What is phased construction?
This refers to an approach that phases or sequences the construction process rather than linearly. In other words, the entire project is broken down into phases and conducted as such.
In phased construction planning, the construction manager and the project owner consult to prepare the project outline and determine the best phases to carry out the project to minimize disruptions.
What to expect during phased construction
Below are some realistic expectations and planning tips regarding phased construction:
Potential physical disruptions in your commercial project include the need to relocate IT equipment such as your server room. If the construction site takes up all or part of your parking space, you’ll need to plan for this too.
Physical safety is also crucial, as you’ll have to ensure that your employees aren’t in harm's way and can go about their daily activities with minimal disruption.
You should also consider the impact of noise
Phased construction projects generally cost more, given that you’re expanding in guided phases. You may also have to pay a premium for the increased construction activity based on the following factors:
Potentially high inspection fees from authorities
Increased meetings and design documents for each project phase
Multiple deliveries for construction items and storage
Potential HVAC, plumbing, or electrical equipment costs.
Advantages of phased construction
Below are some benefits of phased construction over linear projects:
Low initial investment
With phased constructions for your commercial project, you can spread out the project's overall cost over a defined, convenient timeline rather than shell out all the money upfront.
This way, large undertakings can be done in small, affordable pieces, which is ideal if you’re on a budget.

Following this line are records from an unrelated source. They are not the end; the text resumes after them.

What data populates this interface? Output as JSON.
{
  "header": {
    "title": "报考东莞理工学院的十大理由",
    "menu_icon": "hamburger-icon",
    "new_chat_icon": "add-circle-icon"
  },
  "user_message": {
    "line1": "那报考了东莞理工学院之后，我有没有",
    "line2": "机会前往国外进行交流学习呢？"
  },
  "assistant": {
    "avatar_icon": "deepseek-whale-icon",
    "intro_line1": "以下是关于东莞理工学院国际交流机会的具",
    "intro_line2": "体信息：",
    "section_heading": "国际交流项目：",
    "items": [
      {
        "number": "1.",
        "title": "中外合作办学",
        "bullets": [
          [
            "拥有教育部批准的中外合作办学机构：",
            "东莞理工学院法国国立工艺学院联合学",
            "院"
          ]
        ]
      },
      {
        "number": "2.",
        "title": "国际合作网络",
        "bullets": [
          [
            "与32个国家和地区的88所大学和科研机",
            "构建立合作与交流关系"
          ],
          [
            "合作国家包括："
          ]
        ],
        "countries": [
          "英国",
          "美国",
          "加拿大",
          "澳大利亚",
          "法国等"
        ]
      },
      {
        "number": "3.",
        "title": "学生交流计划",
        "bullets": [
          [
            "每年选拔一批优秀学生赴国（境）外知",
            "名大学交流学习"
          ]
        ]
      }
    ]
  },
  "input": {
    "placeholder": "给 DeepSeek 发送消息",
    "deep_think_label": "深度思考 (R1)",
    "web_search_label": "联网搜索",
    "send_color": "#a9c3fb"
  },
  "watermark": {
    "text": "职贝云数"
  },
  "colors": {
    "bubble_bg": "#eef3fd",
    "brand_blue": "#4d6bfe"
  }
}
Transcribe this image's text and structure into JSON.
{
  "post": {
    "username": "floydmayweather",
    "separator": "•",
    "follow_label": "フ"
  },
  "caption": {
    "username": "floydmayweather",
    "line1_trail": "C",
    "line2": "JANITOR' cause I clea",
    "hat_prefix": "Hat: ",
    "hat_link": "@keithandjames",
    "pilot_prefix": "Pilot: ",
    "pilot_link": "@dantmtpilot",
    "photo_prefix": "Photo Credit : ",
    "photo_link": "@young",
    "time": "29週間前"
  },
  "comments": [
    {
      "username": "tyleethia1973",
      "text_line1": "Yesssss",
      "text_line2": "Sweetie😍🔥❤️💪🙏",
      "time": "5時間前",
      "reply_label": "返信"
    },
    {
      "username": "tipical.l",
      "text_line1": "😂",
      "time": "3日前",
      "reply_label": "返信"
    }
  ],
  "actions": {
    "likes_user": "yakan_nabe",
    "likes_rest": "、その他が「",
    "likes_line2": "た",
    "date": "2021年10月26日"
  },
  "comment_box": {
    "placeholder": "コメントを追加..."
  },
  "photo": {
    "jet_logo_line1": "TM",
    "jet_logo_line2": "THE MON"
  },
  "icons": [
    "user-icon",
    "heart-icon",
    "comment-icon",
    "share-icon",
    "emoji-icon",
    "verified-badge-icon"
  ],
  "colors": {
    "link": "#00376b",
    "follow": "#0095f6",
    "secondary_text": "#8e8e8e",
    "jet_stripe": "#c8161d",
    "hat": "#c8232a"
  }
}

A phased construction can allow you to see the big picture (physically speaking) long before the project is completed. This way, you can change designs as required if your initial plans aren’t as great on paper as they will be in real life.
Although your commercial operations will be disrupted, they will be kept to the barest minimum. And this can be all the advantage you need to earn steadily from your business to offset the construction costs.
Completed phases can resume operations to your profit and help fund the units undergoing construction.
Disadvantages of phased construction
Here are some demerits to this approach:
Increased overall cost
This is the most apparent disadvantage of phased constructions. Due to the extended project duration, you’ll incur more costs.
If you’re on a tight schedule, a phased construction won’t work for you, as staged construction takes longer than a linear one.
Which type of construction is right for my commercial project?
In summary, the significant determinants for whether you’ll choose a phased construction or not are your budget, time constraints, and willingness to wholly or partly relocate your commercial operations while the project is ongoing.
Consult us at Luxury Commercial Contractors to help you come to a workable solution.